About 25 years ago, there was an invasion on the streets of Paris.
Although not many people noticed at the time, tiny colourful aliens and spaceships began appearing in alleyways, under bridges and above doorways.
It was an onslaught that would spread across the globe.
The unusual creatures were mosaics designed to look like vintage video game characters and they were the work of a street artist only known as Invader.
Invader has gone on to work on similar projects in nearly 70 cities across 33 countries.
His work has been displayed at exhibitions in galleries and there is even a smartphone app which rewards points to fans who find some of his more obscure creations.
Like Banksy, nobody is really sure who Invader his. His parents apparently think he works as a tiler in the construction industry.
Ian Cuthbert Imrie has been told to take down his 10ft tall paintings of John Lennon, Michael Jackson and David Bowie, after he installed them on the side of a Mill Street building without the proper consent.
Like all art, some people love it and others aren’t so keen.
But the bigger question is, should they be allowed to stay?
And if they become fixtures, is this going to set a precedent for other artists? Could Perth be at the dawning of a artistic free-for-all?
Street art can be a thorny subject. For some, it’s hard to differentiate between a worthy piece of provocative artwork and a party balloon-style sketch of someone’s nether regions.
But done properly, good street art can be a tourist magnet and even profitable. Rundown areas of cities can be transformed by colourful murals, like the work of Sam Bates, aka Smug, in Glasgow.
If Perth is serious about becoming one of Scotland’s cultural hotspots, it will need to think about stepping onboard the graffiti gravy train.
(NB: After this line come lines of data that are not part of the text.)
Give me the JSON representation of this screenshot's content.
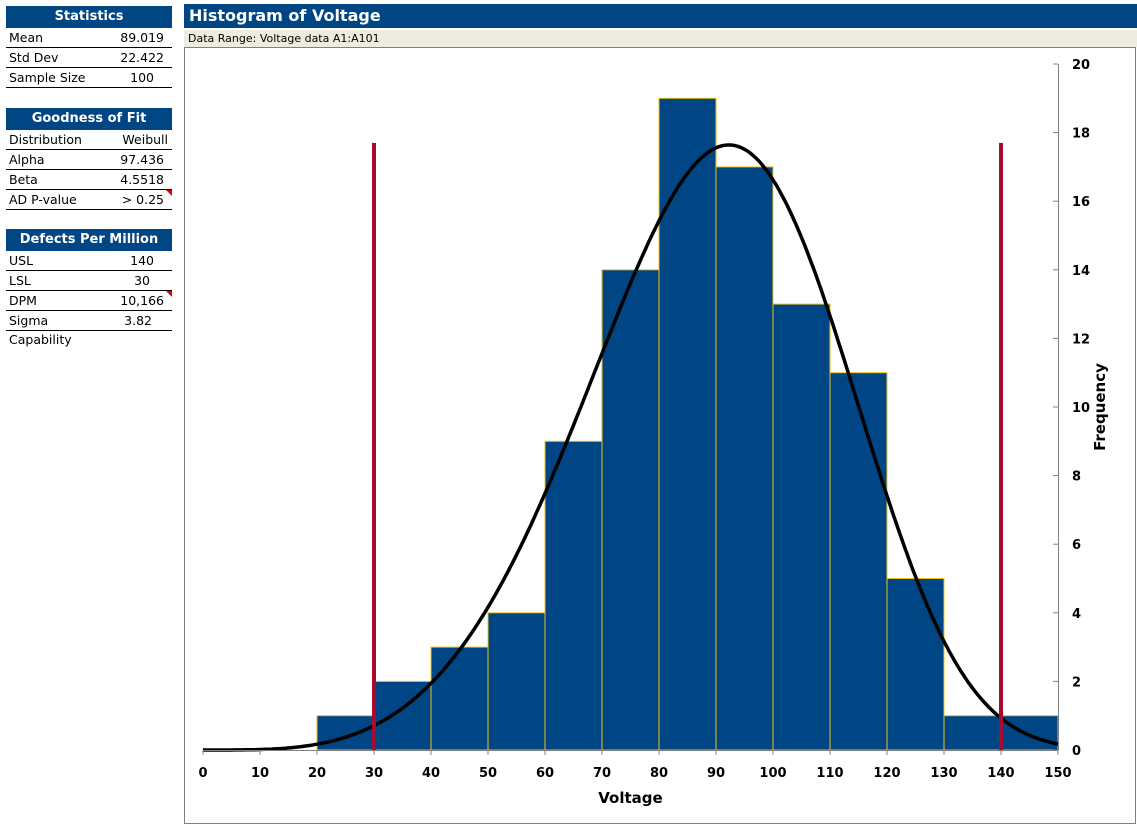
{
  "statistics": {
    "header": "Statistics",
    "rows": [
      {
        "label": "Mean",
        "value": "89.019"
      },
      {
        "label": "Std Dev",
        "value": "22.422"
      },
      {
        "label": "Sample Size",
        "value": "100"
      }
    ]
  },
  "goodness_of_fit": {
    "header": "Goodness of Fit",
    "rows": [
      {
        "label": "Distribution",
        "value": "Weibull"
      },
      {
        "label": "Alpha",
        "value": "97.436"
      },
      {
        "label": "Beta",
        "value": "4.5518"
      },
      {
        "label": "AD P-value",
        "value": "> 0.25",
        "flag": true
      }
    ]
  },
  "defects_per_million": {
    "header": "Defects Per Million",
    "rows": [
      {
        "label": "USL",
        "value": "140"
      },
      {
        "label": "LSL",
        "value": "30"
      },
      {
        "label": "DPM",
        "value": "10,166",
        "flag": true
      },
      {
        "label": "Sigma Capability",
        "value": "3.82"
      }
    ]
  },
  "chart_header": {
    "title": "Histogram of Voltage",
    "data_range": "Data Range: Voltage data A1:A101"
  },
  "colors": {
    "bar_fill": "#004684",
    "bar_edge": "#f0c020",
    "spec_line": "#a50c30",
    "curve": "#000000",
    "header_bg": "#004684",
    "subheader_bg": "#eeece1"
  },
  "chart_data": {
    "type": "bar",
    "title": "Histogram of Voltage",
    "xlabel": "Voltage",
    "ylabel": "Frequency",
    "xlim": [
      0,
      150
    ],
    "ylim": [
      0,
      20
    ],
    "x_ticks": [
      0,
      10,
      20,
      30,
      40,
      50,
      60,
      70,
      80,
      90,
      100,
      110,
      120,
      130,
      140,
      150
    ],
    "y_ticks": [
      0,
      2,
      4,
      6,
      8,
      10,
      12,
      14,
      16,
      18,
      20
    ],
    "y_axis_side": "right",
    "grid": false,
    "bin_edges": [
      20,
      30,
      40,
      50,
      60,
      70,
      80,
      90,
      100,
      110,
      120,
      130,
      140,
      150
    ],
    "categories": [
      "20-30",
      "30-40",
      "40-50",
      "50-60",
      "60-70",
      "70-80",
      "80-90",
      "90-100",
      "100-110",
      "110-120",
      "120-130",
      "130-140",
      "140-150"
    ],
    "values": [
      1,
      2,
      3,
      4,
      9,
      14,
      19,
      17,
      13,
      11,
      5,
      1,
      1
    ],
    "fitted_curve": {
      "distribution": "Weibull",
      "alpha": 97.436,
      "beta": 4.5518,
      "sample_size": 100,
      "bin_width": 10
    },
    "spec_limits": [
      {
        "name": "LSL",
        "value": 30
      },
      {
        "name": "USL",
        "value": 140
      }
    ]
  }
}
Brightening up drab empty walls and darkened alleys with eye-catching graphics could inject some much needed punk rock into the place.